Lieut Gen Clancy was speaking at a seminar on Nato, the UN and EU in Dublin which was attended by several EU ambassadors. It was hosted in the Belgian embassy in Dublin, which is the Nato contact point in the Republic.

He added that all 27 EU member states were now in agreement with the need to enhance the ability of European troops to move across the region in significant numbers. He cited Pesco – Permanent Structured Co-operation – as an example of fostering EU-wide military mobility. It is an initiative intended to increase military co-operation between member states in developing and procuring military equipment.

Some of its projects include developing better approaches to cyber threats, establishing a special forces medical training centre, and projects to develop a prototype armoured infantry fighting vehicle and an EU patrol vessel. It is also intent on simplifying and standardising cross-border military transport procedures across road and rail networks, as well as through European ports and airports.

Lieut Gen Clancy added that while the United Nations was the pre-eminent peacekeeping body in the world, Russia’s illegal invasion of Ukraine and the fighting in Gaza “have demonstrated the potential to paralyse the security council”. It was, for example, a matter of concern that the UN security council had not established a peacekeeping operation in over a decade.

That was a reference to the fact that resolutions for the creation of UN peacekeeping missions can be very easily be blocked, especially by the five permanent members of the security council, including Russia.

A former Air Corps pilot from Co Cork, Lieut Gen Clancy beat senior military officers from Poland and Slovenia in a secret vote in May to secure his position as chair of the EU military committee next May. At that point he will be promoted to a four-star general, becoming the first Irish officer to hold the rank, and will step down from his position leading the Defence Forces.

As well as chairing the military committee Lieut Gen Clancy will serve as the senior military adviser to the high representative of the union for foreign affairs and security policy, a position currently held by Josep Borrell.
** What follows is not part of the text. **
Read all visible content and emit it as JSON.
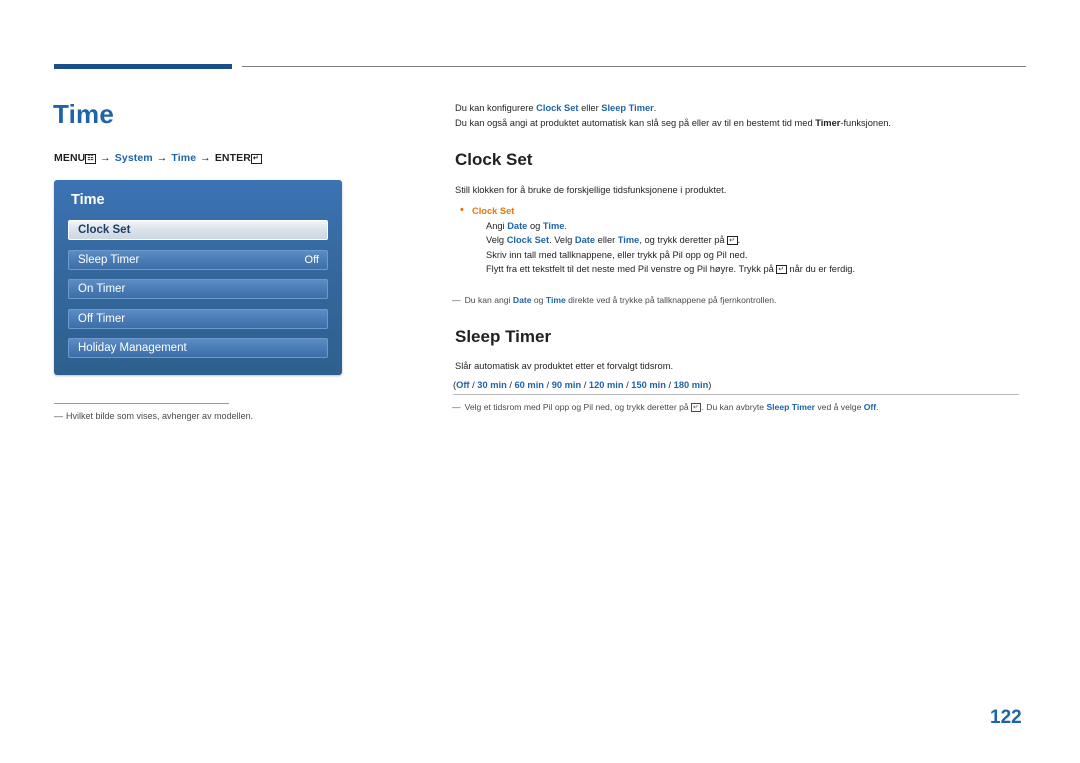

Conor Lally

Conor Lally

Conor Lally is Security and Crime Editor of The Irish Times